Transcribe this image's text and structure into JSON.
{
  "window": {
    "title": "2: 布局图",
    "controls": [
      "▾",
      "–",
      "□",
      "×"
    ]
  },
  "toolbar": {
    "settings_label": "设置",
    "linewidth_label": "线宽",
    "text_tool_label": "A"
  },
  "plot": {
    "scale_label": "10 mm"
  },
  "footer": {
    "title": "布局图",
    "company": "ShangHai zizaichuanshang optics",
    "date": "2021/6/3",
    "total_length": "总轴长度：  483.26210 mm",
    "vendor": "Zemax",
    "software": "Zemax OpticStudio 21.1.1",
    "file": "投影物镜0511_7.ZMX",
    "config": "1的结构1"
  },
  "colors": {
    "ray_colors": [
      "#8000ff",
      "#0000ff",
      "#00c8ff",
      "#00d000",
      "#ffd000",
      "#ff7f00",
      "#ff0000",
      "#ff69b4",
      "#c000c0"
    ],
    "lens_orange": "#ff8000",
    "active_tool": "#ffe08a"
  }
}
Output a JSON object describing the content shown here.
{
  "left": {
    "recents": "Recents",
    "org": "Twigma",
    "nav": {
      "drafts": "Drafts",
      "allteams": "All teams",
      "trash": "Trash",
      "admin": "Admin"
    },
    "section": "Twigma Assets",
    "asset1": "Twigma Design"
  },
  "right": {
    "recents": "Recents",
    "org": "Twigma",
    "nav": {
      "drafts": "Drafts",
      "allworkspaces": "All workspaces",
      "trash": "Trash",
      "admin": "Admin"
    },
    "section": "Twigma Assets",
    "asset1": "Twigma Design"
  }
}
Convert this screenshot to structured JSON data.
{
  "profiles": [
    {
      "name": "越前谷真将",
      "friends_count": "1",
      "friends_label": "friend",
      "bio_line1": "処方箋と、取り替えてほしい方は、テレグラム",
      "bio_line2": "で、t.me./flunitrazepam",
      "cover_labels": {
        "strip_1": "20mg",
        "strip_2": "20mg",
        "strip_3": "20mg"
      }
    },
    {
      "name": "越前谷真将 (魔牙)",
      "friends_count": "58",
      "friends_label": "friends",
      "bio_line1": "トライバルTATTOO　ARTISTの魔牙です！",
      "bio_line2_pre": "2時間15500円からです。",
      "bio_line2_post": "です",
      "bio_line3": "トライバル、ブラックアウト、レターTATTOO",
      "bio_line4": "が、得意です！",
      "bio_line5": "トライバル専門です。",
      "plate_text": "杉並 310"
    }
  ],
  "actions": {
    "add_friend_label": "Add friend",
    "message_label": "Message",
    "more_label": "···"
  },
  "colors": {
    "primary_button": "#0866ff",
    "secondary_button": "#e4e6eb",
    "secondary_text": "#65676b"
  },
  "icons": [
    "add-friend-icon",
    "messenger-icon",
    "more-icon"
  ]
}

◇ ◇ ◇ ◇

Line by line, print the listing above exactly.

## Task result:
Transcribe this image's text and structure into JSON.
{
  "window": {
    "title": "2: 布局图",
    "controls": [
      "▾",
      "–",
      "□",
      "×"
    ]
  },
  "toolbar": {
    "settings_label": "设置",
    "linewidth_label": "线宽",
    "text_tool_label": "A"
  },
  "plot": {
    "scale_label": "10 mm"
  },
  "footer": {
    "title": "布局图",
    "company": "ShangHai zizaichuanshang optics",
    "date": "2021/6/3",
    "total_length": "总轴长度：  483.26210 mm",
    "vendor": "Zemax",
    "software": "Zemax OpticStudio 21.1.1",
    "file": "投影物镜0511_7.ZMX",
    "config": "1的结构1"
  },
  "colors": {
    "ray_colors": [
      "#8000ff",
      "#0000ff",
      "#00c8ff",
      "#00d000",
      "#ffd000",
      "#ff7f00",
      "#ff0000",
      "#ff69b4",
      "#c000c0"
    ],
    "lens_orange": "#ff8000",
    "active_tool": "#ffe08a"
  }
}
Output a JSON object describing the content shown here.
{
  "left": {
    "recents": "Recents",
    "org": "Twigma",
    "nav": {
      "drafts": "Drafts",
      "allteams": "All teams",
      "trash": "Trash",
      "admin": "Admin"
    },
    "section": "Twigma Assets",
    "asset1": "Twigma Design"
  },
  "right": {
    "recents": "Recents",
    "org": "Twigma",
    "nav": {
      "drafts": "Drafts",
      "allworkspaces": "All workspaces",
      "trash": "Trash",
      "admin": "Admin"
    },
    "section": "Twigma Assets",
    "asset1": "Twigma Design"
  }
}
Convert this screenshot to structured JSON data.
{
  "profiles": [
    {
      "name": "越前谷真将",
      "friends_count": "1",
      "friends_label": "friend",
      "bio_line1": "処方箋と、取り替えてほしい方は、テレグラム",
      "bio_line2": "で、t.me./flunitrazepam",
      "cover_labels": {
        "strip_1": "20mg",
        "strip_2": "20mg",
        "strip_3": "20mg"
      }
    },
    {
      "name": "越前谷真将 (魔牙)",
      "friends_count": "58",
      "friends_label": "friends",
      "bio_line1": "トライバルTATTOO　ARTISTの魔牙です！",
      "bio_line2_pre": "2時間15500円からです。",
      "bio_line2_post": "です",
      "bio_line3": "トライバル、ブラックアウト、レターTATTOO",
      "bio_line4": "が、得意です！",
      "bio_line5": "トライバル専門です。",
      "plate_text": "杉並 310"
    }
  ],
  "actions": {
    "add_friend_label": "Add friend",
    "message_label": "Message",
    "more_label": "···"
  },
  "colors": {
    "primary_button": "#0866ff",
    "secondary_button": "#e4e6eb",
    "secondary_text": "#65676b"
  },
  "icons": [
    "add-friend-icon",
    "messenger-icon",
    "more-icon"
  ]
}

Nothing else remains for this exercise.